## What is expected
Copy out each line of the listing that has the word "Quickr" in it.

## Input
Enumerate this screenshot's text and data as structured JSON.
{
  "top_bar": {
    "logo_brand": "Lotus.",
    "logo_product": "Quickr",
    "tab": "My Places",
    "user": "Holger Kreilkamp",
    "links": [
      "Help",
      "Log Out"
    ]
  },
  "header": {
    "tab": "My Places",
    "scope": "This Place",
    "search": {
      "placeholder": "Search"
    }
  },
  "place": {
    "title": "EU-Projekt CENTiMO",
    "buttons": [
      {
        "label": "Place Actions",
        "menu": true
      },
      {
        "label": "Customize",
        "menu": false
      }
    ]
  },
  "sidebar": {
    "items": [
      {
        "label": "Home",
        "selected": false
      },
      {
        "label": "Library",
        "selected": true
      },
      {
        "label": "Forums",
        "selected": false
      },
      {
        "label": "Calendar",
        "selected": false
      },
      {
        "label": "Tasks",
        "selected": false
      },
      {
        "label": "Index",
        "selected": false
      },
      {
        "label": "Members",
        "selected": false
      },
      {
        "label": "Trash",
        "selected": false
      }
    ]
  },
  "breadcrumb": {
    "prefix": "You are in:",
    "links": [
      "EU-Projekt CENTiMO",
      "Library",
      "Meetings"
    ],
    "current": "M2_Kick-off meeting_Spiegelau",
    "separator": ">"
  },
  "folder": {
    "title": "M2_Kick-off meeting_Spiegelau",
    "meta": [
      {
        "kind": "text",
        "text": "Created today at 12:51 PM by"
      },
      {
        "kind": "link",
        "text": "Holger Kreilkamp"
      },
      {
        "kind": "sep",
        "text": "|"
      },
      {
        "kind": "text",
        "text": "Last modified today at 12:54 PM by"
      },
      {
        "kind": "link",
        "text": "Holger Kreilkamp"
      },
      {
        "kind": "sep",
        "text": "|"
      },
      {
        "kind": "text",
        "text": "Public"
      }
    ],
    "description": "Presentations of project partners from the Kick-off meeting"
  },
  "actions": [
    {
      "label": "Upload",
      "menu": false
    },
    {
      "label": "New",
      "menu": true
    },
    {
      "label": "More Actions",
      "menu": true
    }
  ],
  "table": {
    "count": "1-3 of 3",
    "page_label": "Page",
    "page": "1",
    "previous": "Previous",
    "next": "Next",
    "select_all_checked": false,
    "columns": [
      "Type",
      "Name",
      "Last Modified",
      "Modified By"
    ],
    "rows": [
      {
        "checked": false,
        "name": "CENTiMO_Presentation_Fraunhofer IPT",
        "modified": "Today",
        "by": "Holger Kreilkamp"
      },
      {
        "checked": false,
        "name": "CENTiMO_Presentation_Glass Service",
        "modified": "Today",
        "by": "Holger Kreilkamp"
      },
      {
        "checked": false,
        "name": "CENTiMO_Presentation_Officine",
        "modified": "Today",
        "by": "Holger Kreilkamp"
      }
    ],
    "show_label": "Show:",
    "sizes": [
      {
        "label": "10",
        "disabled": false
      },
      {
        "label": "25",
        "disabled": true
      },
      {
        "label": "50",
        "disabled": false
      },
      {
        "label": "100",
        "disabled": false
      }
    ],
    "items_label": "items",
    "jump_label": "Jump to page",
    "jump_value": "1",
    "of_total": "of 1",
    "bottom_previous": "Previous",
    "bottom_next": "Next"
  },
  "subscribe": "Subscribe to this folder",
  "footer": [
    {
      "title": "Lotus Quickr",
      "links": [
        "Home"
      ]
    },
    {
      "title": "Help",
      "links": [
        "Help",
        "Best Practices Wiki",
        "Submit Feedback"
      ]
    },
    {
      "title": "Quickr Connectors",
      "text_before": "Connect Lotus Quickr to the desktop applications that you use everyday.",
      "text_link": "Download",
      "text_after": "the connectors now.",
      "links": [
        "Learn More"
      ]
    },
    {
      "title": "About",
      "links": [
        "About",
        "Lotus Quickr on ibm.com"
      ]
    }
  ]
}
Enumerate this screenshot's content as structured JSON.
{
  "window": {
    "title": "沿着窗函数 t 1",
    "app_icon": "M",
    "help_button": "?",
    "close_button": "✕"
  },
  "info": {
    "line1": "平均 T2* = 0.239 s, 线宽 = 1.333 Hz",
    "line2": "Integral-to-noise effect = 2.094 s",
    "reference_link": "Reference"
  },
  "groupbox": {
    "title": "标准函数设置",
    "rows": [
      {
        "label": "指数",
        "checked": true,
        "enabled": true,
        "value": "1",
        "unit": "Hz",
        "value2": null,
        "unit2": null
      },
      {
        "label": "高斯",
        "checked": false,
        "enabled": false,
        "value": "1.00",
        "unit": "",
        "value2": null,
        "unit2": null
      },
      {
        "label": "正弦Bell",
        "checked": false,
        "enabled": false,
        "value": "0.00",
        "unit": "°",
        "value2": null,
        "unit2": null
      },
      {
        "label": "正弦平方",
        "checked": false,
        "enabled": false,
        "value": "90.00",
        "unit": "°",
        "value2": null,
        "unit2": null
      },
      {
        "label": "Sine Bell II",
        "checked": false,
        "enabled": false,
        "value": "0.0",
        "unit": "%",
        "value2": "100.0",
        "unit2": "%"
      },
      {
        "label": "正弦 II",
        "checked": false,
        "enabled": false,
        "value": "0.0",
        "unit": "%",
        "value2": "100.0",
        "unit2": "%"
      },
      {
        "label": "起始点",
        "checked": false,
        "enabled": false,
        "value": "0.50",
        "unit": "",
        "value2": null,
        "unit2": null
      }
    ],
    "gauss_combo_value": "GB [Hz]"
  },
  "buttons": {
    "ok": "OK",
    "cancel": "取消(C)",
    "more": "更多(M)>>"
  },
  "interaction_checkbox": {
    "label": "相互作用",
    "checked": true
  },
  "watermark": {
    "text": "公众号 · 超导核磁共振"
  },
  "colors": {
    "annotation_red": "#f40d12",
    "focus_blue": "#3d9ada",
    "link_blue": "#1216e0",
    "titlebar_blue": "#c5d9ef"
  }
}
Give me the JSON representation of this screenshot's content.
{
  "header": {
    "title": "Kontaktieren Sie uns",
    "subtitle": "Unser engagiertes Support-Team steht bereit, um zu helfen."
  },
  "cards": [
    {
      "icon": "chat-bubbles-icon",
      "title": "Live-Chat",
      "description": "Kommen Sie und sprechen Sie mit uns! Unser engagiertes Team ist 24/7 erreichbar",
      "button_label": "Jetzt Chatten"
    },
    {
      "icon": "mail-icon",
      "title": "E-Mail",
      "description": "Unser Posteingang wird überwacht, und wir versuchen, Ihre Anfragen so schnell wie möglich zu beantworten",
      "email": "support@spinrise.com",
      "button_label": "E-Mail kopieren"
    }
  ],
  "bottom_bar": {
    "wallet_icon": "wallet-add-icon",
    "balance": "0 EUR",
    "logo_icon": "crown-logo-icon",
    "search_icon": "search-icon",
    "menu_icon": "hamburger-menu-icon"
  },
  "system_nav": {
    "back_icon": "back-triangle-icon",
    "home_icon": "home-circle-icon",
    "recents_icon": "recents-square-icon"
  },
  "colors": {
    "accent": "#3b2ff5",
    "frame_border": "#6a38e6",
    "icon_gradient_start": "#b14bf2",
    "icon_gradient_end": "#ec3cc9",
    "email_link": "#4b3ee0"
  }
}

## Response area
    "logo_product": "Quickr",
      "title": "Lotus Quickr",
      "title": "Quickr Connectors",
      "text_before": "Connect Lotus Quickr to the desktop applications that you use everyday.",
        "Lotus Quickr on ibm.com"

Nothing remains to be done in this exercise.